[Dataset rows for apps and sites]
──────
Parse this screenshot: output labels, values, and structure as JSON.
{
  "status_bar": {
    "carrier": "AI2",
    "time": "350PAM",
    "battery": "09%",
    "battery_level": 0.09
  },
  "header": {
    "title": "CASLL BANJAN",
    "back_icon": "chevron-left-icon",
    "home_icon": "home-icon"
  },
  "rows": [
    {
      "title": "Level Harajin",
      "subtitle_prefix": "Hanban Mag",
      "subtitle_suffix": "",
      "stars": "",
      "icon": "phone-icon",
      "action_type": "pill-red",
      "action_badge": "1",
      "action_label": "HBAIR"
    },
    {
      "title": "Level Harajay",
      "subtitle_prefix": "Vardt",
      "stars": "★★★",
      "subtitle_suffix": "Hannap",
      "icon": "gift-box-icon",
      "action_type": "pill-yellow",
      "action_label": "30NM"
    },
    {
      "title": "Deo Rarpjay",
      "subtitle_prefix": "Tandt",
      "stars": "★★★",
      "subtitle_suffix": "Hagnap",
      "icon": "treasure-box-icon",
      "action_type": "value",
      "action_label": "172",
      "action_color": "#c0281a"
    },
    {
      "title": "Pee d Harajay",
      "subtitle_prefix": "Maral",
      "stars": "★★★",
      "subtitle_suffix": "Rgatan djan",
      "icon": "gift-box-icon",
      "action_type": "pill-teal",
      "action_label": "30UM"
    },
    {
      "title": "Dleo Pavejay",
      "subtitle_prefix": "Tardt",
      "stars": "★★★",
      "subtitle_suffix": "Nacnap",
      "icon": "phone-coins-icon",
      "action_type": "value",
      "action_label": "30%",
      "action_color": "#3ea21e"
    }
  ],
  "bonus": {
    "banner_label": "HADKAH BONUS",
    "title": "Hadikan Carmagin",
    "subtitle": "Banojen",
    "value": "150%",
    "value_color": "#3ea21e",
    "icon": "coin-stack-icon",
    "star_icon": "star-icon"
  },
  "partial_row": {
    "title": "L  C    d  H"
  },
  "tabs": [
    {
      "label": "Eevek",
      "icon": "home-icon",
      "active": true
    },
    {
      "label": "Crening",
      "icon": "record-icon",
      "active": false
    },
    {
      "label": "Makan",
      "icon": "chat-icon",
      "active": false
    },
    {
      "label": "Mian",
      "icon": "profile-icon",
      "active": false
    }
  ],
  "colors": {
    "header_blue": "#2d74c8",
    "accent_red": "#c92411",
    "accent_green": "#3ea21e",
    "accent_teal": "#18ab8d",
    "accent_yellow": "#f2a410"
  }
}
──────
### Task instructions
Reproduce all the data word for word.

### Completed task
Parse this screenshot: output labels, values, and structure as JSON.
{
  "status_bar": {
    "carrier": "AI2",
    "time": "350PAM",
    "battery": "09%",
    "battery_level": 0.09
  },
  "header": {
    "title": "CASLL BANJAN",
    "back_icon": "chevron-left-icon",
    "home_icon": "home-icon"
  },
  "rows": [
    {
      "title": "Level Harajin",
      "subtitle_prefix": "Hanban Mag",
      "subtitle_suffix": "",
      "stars": "",
      "icon": "phone-icon",
      "action_type": "pill-red",
      "action_badge": "1",
      "action_label": "HBAIR"
    },
    {
      "title": "Level Harajay",
      "subtitle_prefix": "Vardt",
      "stars": "★★★",
      "subtitle_suffix": "Hannap",
      "icon": "gift-box-icon",
      "action_type": "pill-yellow",
      "action_label": "30NM"
    },
    {
      "title": "Deo Rarpjay",
      "subtitle_prefix": "Tandt",
      "stars": "★★★",
      "subtitle_suffix": "Hagnap",
      "icon": "treasure-box-icon",
      "action_type": "value",
      "action_label": "172",
      "action_color": "#c0281a"
    },
    {
      "title": "Pee d Harajay",
      "subtitle_prefix": "Maral",
      "stars": "★★★",
      "subtitle_suffix": "Rgatan djan",
      "icon": "gift-box-icon",
      "action_type": "pill-teal",
      "action_label": "30UM"
    },
    {
      "title": "Dleo Pavejay",
      "subtitle_prefix": "Tardt",
      "stars": "★★★",
      "subtitle_suffix": "Nacnap",
      "icon": "phone-coins-icon",
      "action_type": "value",
      "action_label": "30%",
      "action_color": "#3ea21e"
    }
  ],
  "bonus": {
    "banner_label": "HADKAH BONUS",
    "title": "Hadikan Carmagin",
    "subtitle": "Banojen",
    "value": "150%",
    "value_color": "#3ea21e",
    "icon": "coin-stack-icon",
    "star_icon": "star-icon"
  },
  "partial_row": {
    "title": "L  C    d  H"
  },
  "tabs": [
    {
      "label": "Eevek",
      "icon": "home-icon",
      "active": true
    },
    {
      "label": "Crening",
      "icon": "record-icon",
      "active": false
    },
    {
      "label": "Makan",
      "icon": "chat-icon",
      "active": false
    },
    {
      "label": "Mian",
      "icon": "profile-icon",
      "active": false
    }
  ],
  "colors": {
    "header_blue": "#2d74c8",
    "accent_red": "#c92411",
    "accent_green": "#3ea21e",
    "accent_teal": "#18ab8d",
    "accent_yellow": "#f2a410"
  }
}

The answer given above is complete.